Are you holding onto guilt? Do you punish yourself because you feel like you “should have” acted differently in a scenario? Guilt is directing pain at yourself, and held onto, can negatively affect your well-being.
In December of 2012 I received a phone call from my father. I held the phone in my hand as I watched it ring, debating whether I should answer it. It rang a few times and eventually went to voice mail. I thought he could be calling to wish me a Merry Christmas, since it was only a few days away, yet there was that part of me that felt this call was initiated because of an ulterior motive. Usually, whenever my father called me, he’d ask for money, an unfortunate behavior resulting from his struggle with heroin addiction. I listened to the voice mail and figured I would just call him back. In that moment, I made the decision to create a boundary and to give myself some time to gather my resolve before calling him back.
The week flew by and before I knew it, it was Christmas Day, and I still hadn’t called him back. Unfortunately, I would never have the opportunity to. My father died the next evening, and when I got the phone call letting me know he was gone, I immediately felt the most unbearable guilt that I had ever experienced. It was intensely painful. I can only describe how I felt by referencing the movie The Princess Bride. If you’ve ever watched The Princess Bride, then you must remember the scene when Westley is hooked up to the torture machine in the pit of despair. Prince Humperdinck sets the machine to the highest level sending Westley into a catatonic state resembling death, only after his squeals of agony reverberate throughout the forest.

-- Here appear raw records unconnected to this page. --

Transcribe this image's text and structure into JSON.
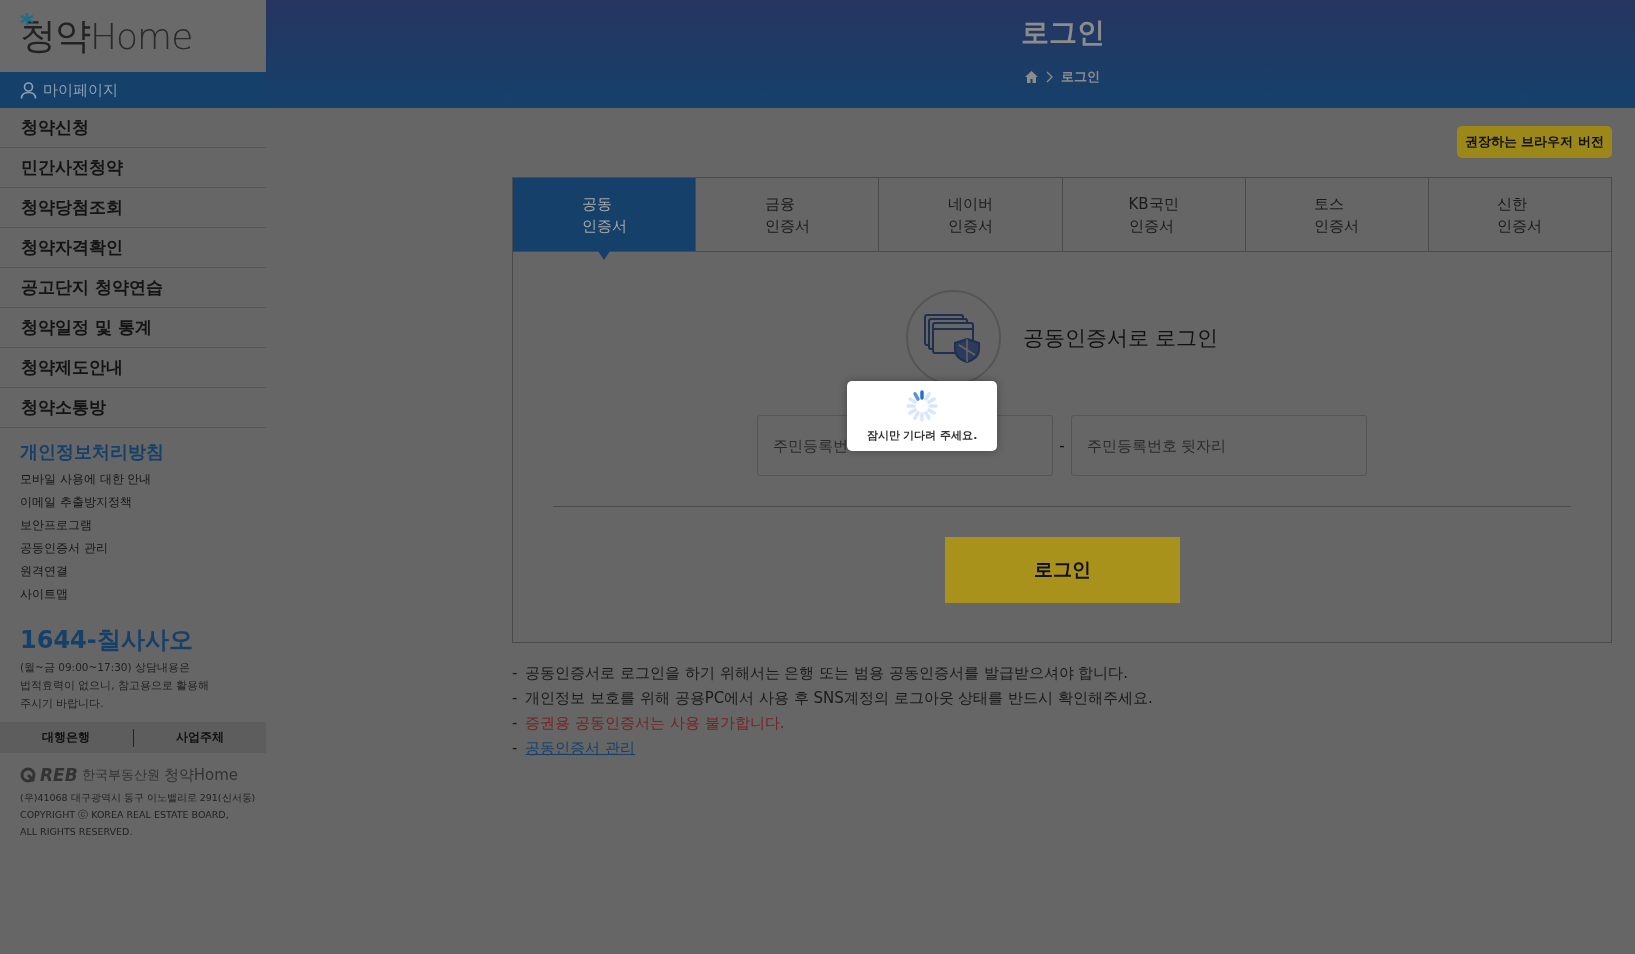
{
  "sidebar": {
    "logo": {
      "prefix": "청약",
      "suffix": "Home"
    },
    "mypage": "마이페이지",
    "menu": [
      "청약신청",
      "민간사전청약",
      "청약당첨조회",
      "청약자격확인",
      "공고단지 청약연습",
      "청약일정 및 통계",
      "청약제도안내",
      "청약소통방"
    ],
    "policy_title": "개인정보처리방침",
    "links": [
      "모바일 사용에 대한 안내",
      "이메일 추출방지정책",
      "보안프로그램",
      "공동인증서 관리",
      "원격연결",
      "사이트맵"
    ],
    "phone": "1644-칠사사오",
    "phone_note": [
      "(월~금 09:00~17:30) 상담내용은",
      "법적효력이 없으니, 참고용으로 활용해",
      "주시기 바랍니다."
    ],
    "footer_tabs": [
      "대행은행",
      "사업주체"
    ],
    "org": {
      "logo": "REB",
      "name": "한국부동산원",
      "brand_prefix": "청약",
      "brand_suffix": "Home"
    },
    "address": "(우)41068 대구광역시 동구 이노밸리로 291(신서동)",
    "copyright": [
      "COPYRIGHT ⓒ KOREA REAL ESTATE BOARD,",
      "ALL RIGHTS RESERVED."
    ]
  },
  "header": {
    "title": "로그인",
    "breadcrumb": "로그인"
  },
  "browser_badge": "권장하는 브라우저 버전",
  "tabs": [
    {
      "lines": [
        "공동",
        "인증서"
      ],
      "selected": true
    },
    {
      "lines": [
        "금융",
        "인증서"
      ],
      "selected": false
    },
    {
      "lines": [
        "네이버",
        "인증서"
      ],
      "selected": false
    },
    {
      "lines": [
        "KB국민",
        "인증서"
      ],
      "selected": false
    },
    {
      "lines": [
        "토스",
        "인증서"
      ],
      "selected": false
    },
    {
      "lines": [
        "신한",
        "인증서"
      ],
      "selected": false
    }
  ],
  "panel": {
    "heading": "공동인증서로 로그인",
    "front_placeholder": "주민등록번",
    "separator": "-",
    "back_placeholder": "주민등록번호 뒷자리",
    "button": "로그인"
  },
  "notes": [
    {
      "kind": "plain",
      "text": "공동인증서로 로그인을 하기 위해서는 은행 또는 범용 공동인증서를 발급받으셔야 합니다."
    },
    {
      "kind": "plain",
      "text": "개인정보 보호를 위해 공용PC에서 사용 후 SNS계정의 로그아웃 상태를 반드시 확인해주세요."
    },
    {
      "kind": "warning",
      "text": "증권용 공동인증서는 사용 불가합니다."
    },
    {
      "kind": "link",
      "text": "공동인증서 관리"
    }
  ],
  "note_bullet": "-",
  "loading": {
    "message": "잠시만 기다려 주세요."
  }
}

After the initial shock, my thoughts spiraled out of control. I should have picked up the phone. I should have called him back. Louise Hay, author of the best-selling book “You Can Heal Your Life” says that guilt leads to punishment and punishment leads to pain. I punished myself for months, listening to his voice mail repeatedly, continually berating myself in the present moment for something that had happened in the past. Have you done that to yourself? Are you doing that to yourself right now? If you are, I’m here to tell you that guilt will never make you feel better and it cannot change the situation.
The only way to return to a state of peace is to let go of guilt. How do you do that? It starts with having compassion for yourself and acknowledging that you were doing the best that you could at that moment. Ask yourself, would you forgive someone else for the same actions? I know if a friend shared the same story with me, that I just told you, I would have compassion for her in my heart. How does it benefit you to continue to punish yourself? The answer is, it doesn’t.
I also had to dig deeply to cultivate compassion for my father for the struggles that he had endured. That was hard, because I had accepted who he was, yet I realized there was still that little girl inside of me that just wanted her daddy to call her because he loved her, not because he needed something.
How else can you unlock the cage that guilt can often feel like your trapped in?
Besides having compassion for yourself, the act of forgiveness will help release guilt. Research published by the National Center for Biotechnology Information, demonstrated that the practice of self-forgiveness helps dimish feelings of guilt over time.
Ph.D. researchers: Michael Scherer, Everett L. Worthington, Jr., Joshua N. Hook and Kathryn L. Campana studied the impact the process of self-forgiveness could have on easing guilt of with a sample of people going through routine treatment for alcoholism. This study did focus on several other factors but for our purposes we’re going to hone in on the guilt findings. For more on the overall study, click here. The participants were split into two groups. One group continued with treatment as usual while the other group was assigned a four-hour self-forgiveness process that took place over three consecutive weeks.
The self-forgiveness group reported reduced feelings of guilt over a period of time compared to the regular treatment group. Interestingly enough, participants in the self-forgiveness group also reported that feeling less guilt diminished the urge to drink, when drinking was used as a coping mechanism.
So, what does this mean for you? What step can you take to free yourself from guilt? The answer is forgiving yourself. You can begin by doing a simple forgiveness exercise involving utilizing a mirror.
With your hand on your heart, look yourself in the eyes and say silently, I am willing to forgive you. If it feels comfortable, continue with this statement, and use it whenever feelings of guilt are aroused. If you’d like, you may say those words aloud. Work with that phrase for as long as you need until eventually you can easily say “I forgive myself for___, and I set myself free.” I’ve used this process with much success in addition to an affirmative prayer that helped me release the guilt I internalized after missing my father’s phone call. Here is an example that you can customize yourself.
Thank you God for helping me to forgive myself, and release all guilt that I hold in my body. I clear all the ways I allow conscious and unconscious guilt to affect my life. I clear all the ways I am consumed with guilt. I release all my unexpressed and unresolved guilt. I clear all the ways I suppress my guilt. I allow this guilt to be removed from my body and now let love and peace flow unconditionally through me. And So It Is.
Remember, whatever it is that you feel guilty about is in the past. Any negative thoughts that you are directing toward yourself, are only thoughts, and thoughts can be changed. The more you choose compassionate thoughts, the easier it will become to let go of the guilt. Be patient with yourself and know that you deserve to feel peace.
Nanette Nuvolone: Peak Mindset Coach